The filmmaker — whose recent credits include series The Trip and feature comedy Greed, both with Steve Coogan — is set to co-write and direct a new real-life drama set against the global pandemic and "the biggest national and personal crisis to face a government leader since World War II."

Johnson, who himself fell critically ill to COVID-19, the respiratory illness caused by the virus, and welcomed a new son just weeks later, has been widely criticized for his actions before and during the outbreak in the U.K., which currently has the highest coronavirus death toll in Europe and the second-highest death toll per capita in the world. 
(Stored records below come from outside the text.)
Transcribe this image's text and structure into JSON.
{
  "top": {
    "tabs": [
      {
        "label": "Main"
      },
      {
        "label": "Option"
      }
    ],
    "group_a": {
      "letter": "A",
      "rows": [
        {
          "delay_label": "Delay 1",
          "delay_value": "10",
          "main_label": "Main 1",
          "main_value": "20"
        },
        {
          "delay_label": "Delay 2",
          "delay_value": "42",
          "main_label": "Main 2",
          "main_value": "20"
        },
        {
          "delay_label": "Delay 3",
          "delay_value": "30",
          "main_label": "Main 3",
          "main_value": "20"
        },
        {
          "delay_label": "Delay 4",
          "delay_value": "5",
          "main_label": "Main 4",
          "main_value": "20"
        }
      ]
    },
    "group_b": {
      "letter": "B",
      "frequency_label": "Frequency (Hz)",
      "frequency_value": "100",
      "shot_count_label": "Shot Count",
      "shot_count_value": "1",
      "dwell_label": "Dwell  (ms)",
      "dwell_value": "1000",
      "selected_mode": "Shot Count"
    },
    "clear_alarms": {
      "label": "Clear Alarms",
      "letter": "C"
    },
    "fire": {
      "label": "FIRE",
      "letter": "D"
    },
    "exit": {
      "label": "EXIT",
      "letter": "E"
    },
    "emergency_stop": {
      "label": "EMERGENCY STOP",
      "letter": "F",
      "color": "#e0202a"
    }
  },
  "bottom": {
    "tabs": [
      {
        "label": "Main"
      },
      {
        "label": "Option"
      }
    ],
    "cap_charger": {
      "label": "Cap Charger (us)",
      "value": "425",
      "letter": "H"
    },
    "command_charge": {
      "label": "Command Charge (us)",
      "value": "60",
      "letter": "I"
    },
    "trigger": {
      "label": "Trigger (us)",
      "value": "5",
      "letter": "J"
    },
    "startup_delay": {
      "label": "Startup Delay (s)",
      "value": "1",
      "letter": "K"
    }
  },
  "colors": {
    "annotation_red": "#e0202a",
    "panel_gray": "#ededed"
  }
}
The as-yet-untitled series comes from Fremantle, alongside Passenger, the banner of True Detective and Catch-22 executive producer Richard Brown, and Melissa Parmenter's Revolution Films. Brown and Parmenter will exec produce, while Tim Shipman, political editor of The Sunday Times, will act a consultant. 

"Michael Winterbottom is the ideal filmmaker to tell the story of the extraordinary events surrounding Boris Johnson's new government and the COVID-19 pandemic, which has captured the attention of the world," said Brown. "We're excited to join forces with Michael and Revolution Films on this project, a story which appears to demonstrate that fact is indeed sometimes stranger than fiction."

Passenger and Fremantle recently signed an exclusive multiyear deal to develop and produce scripted drama series.

"There are rare moments in history when leaders find their private lives uniquely connected to national events, where personal experience and official role collide in an unusual way," said Andrea Scrosati, global COO at Fremantle. "The last few months in the life of the U.K. prime minister clearly mark one of these moments."